Another head-scratcher from Jason Brennan’s BHL piece on meta-philosophy (timestamp: 10:16 am, February 12, 2020):
Second, what people believe tends to depend a great deal on who their advisors were. People who go to Harvard tend to come out Kantians of some sort. People who go to Arizona tend to come out Gaussian contractualists or Schmidtzean pluralists. Now, some of this is due to selection–the Kantians are more likely to apply to Harvard than, say, consequentialist ANU. Part of it, though, is that when you attend a program with people who defend X, you encounter much better arguments for X and weaker arguments for other positions. But this seems to a rather unreliable mechanism for changing your beliefs. A Guassian contractualist like Kevin would have ended up believing something else had he gone to a different program. Is it just lucky for him he attended Arizona and not Harvard? Is it just lucky for him that he had Gaus as an advisor instead of Christiano, Schmidtz, Wall, Pincione, or someone else?

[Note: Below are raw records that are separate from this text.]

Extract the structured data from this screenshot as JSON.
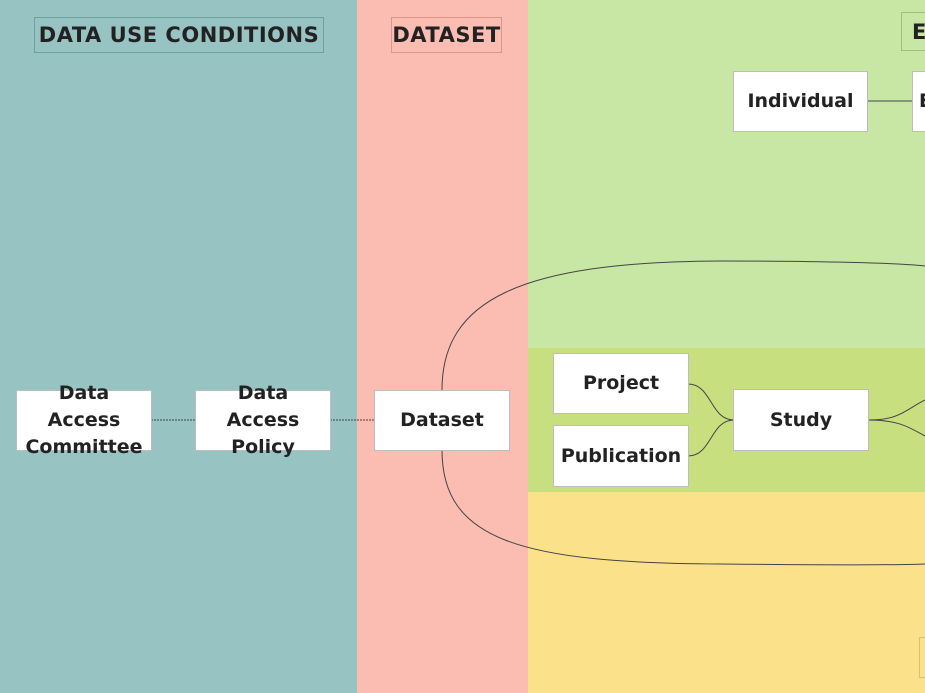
{
  "lanes": {
    "data_use_conditions": {
      "title": "DATA USE CONDITIONS",
      "color": "#97c3c3"
    },
    "dataset": {
      "title": "DATASET",
      "color": "#fbbcb2"
    },
    "experiment": {
      "title": "E",
      "color": "#c8e6a4"
    },
    "study_band": {
      "color": "#c8df80"
    },
    "bottom_band": {
      "color": "#fbe18a"
    }
  },
  "nodes": {
    "dac": "Data Access Committee",
    "dap": "Data Access Policy",
    "dataset": "Dataset",
    "individual": "Individual",
    "individual_right": "E",
    "project": "Project",
    "publication": "Publication",
    "study": "Study"
  }
}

Isn’t this the kind of claim that requires bona fide empirical support? I don’t see any here. I just see Brennan recording his quasi-empirical impressions of a handful of institutions, followed by a gigantic epistemic generalization about the whole profession. Forget selection versus treatment effects. A treatment effect presupposes an effect. Not obvious there is one. Continue reading
From a recent contribution by Jason Brennan to the ongoing polemic between Michael Huemer and Kevin Vallier on the history of philosophy (as posted at BHL at 2:45 pm, February 11, 2020):
Context: Michael Huemer claims that the “great” philosophers are usually bad thinkers. They defend implausible ideas with bad arguments.
Vallier responds that the great philosophers are like architects. Their great achievement is that they build coherent systems of thought.
I’m not much convinced by Vallier’s response in part because, when I studied the history of philosophy or read papers in the field, it seems that the “greats” often have incoherent systems. A large number of published papers on the greats, and good number of the classes, take the form of “Great Thinkers says X here and Y here, but X and Y are seemingly incompatible. Let me try to figure out a way to spin X and Y to render then coherent.”
Don’t really see how the intended conclusion follows.